The presence of V. cholerae in stools is confirmed through laboratory procedures. However, a new rapid diagnostic test (RDT), now available, allows quick testing at the patient's bedside. WHO is currently in the process of validating this RDT, to be able to include it on the list of its pre-qualified products.

In the meantime, WHO suggests that all samples tested positive with the RDT are re-tested using classic laboratory procedures for confirmation. Not all cases fitting the WHO clinical case definition need to be tested. Once an outbreak is confirmed, a clinical diagnosis using WHO standard case definition is sufficient1, accompanied by sporadic testing at regular intervals.


Key messages

  • Once Vibrio cholerae has been confirmed, the WHO clinical case definition is sufficient to diagnose cases. After that laboratory testing is required for antimicrobial sensitivity testing and for confirming the end of an outbreak.
  • Rapid diagnostic tests can facilitated early warning and detection of first cases.

Oral rehydration salts (ORS)

Efficient treatment resides in prompt rehydration through the administration of ORS or intravenous fluids, depending of the severity of cases. Up to 80% of patients can be treated adequately through the administration of ORS (WHO/UNICEF ORS standard sachet).

Use of antibiotics

Rapid and appropriate rehydration is the main management intervention for treating cholera cases, either orally for moderate cases, or intravenously for severe cases

Appropriate antibiotics can reduce the volume of diarrhoea due to cholera, reduce the volume of rehydration fluids needed, and shorten the duration of V. cholerae excretion. The current WHO recommendation is to give antibiotics only to cholera cases with severe dehydration.

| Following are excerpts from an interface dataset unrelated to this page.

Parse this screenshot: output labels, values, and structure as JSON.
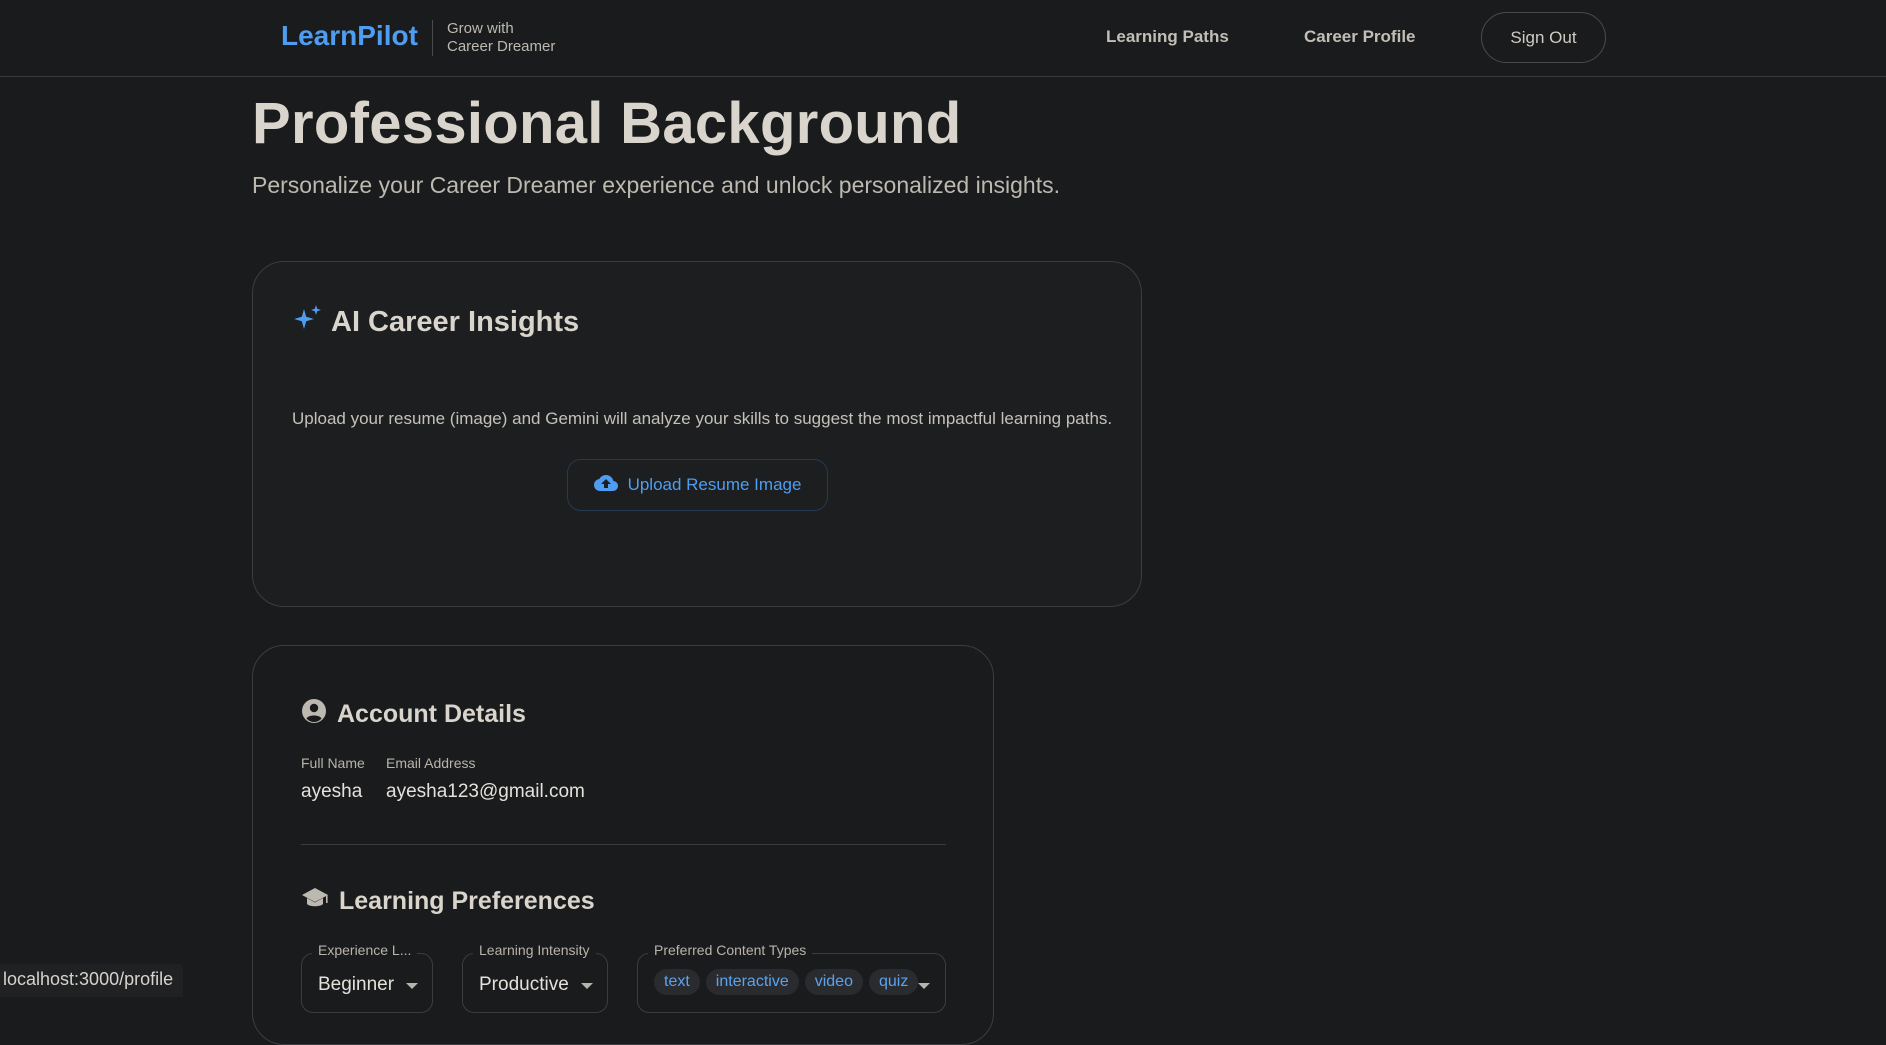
{
  "header": {
    "brand": "LearnPilot",
    "tagline_line1": "Grow with",
    "tagline_line2": "Career Dreamer",
    "nav": {
      "learning_paths": "Learning Paths",
      "career_profile": "Career Profile"
    },
    "sign_out": "Sign Out"
  },
  "page": {
    "title": "Professional Background",
    "subtitle": "Personalize your Career Dreamer experience and unlock personalized insights."
  },
  "ai_card": {
    "icon": "sparkles-icon",
    "title": "AI Career Insights",
    "description": "Upload your resume (image) and Gemini will analyze your skills to suggest the most impactful learning paths.",
    "upload_button": "Upload Resume Image",
    "upload_icon": "cloud-upload-icon"
  },
  "account": {
    "icon": "account-circle-icon",
    "title": "Account Details",
    "full_name_label": "Full Name",
    "full_name": "ayesha",
    "email_label": "Email Address",
    "email": "ayesha123@gmail.com"
  },
  "preferences": {
    "icon": "graduation-cap-icon",
    "title": "Learning Preferences",
    "experience_label": "Experience L...",
    "experience_value": "Beginner",
    "intensity_label": "Learning Intensity",
    "intensity_value": "Productive",
    "content_types_label": "Preferred Content Types",
    "content_types": [
      "text",
      "interactive",
      "video",
      "quiz"
    ]
  },
  "statusbar": {
    "url": "localhost:3000/profile"
  },
  "colors": {
    "accent": "#4f9df0",
    "background": "#1a1b1d",
    "border": "#3c3d40"
  }
}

Careful and regular laboratory monitoring of the antibiotic sensitivity of circulating strains is recommended in all settings, including during an outbreak, to guide treatment.

More information

In 2011, the World Health Assembly adopted resolution WHA 64.15 Cholera: mechanism for control and prevention, recognizing the re-emergence of cholera as a significant public health burden and threat.

Prevention

  • Provision of safe water, proper sanitation, and food safety are critical for preventing occurrence of cholera.
  • Health education aims at communities adopting preventive behaviour for averting contamination.

Control

The main tools for cholera control are:

  • proper and timely case management in cholera treatment centres;
  • specific training for proper case management, including avoidance of nosocomial infections;
  • sufficient pre-positioned medical supplies for case management (e.g. diarrhoeal disease kits);
  • improved access to water, effective sanitation, proper waste management and vector control;
  • enhanced hygiene and food safety practices;
  • improved communication and public information.

Cholera vaccines

There are two WHO prequalified oral cholera vaccines (OCV) currently available on the market. These vaccines were proven safe, effective and well accepted and are available for individuals aged one year and above. They are administered in two doses given at least 7 days apart.


Epidemiological information

Technical information

General information

Revised cholera kit

The revised cholera kits are designed to help prepare for a potential cholera outbreak and to support the first month of the initial response.

Contact us

For any request please send us an email to: csr@who.int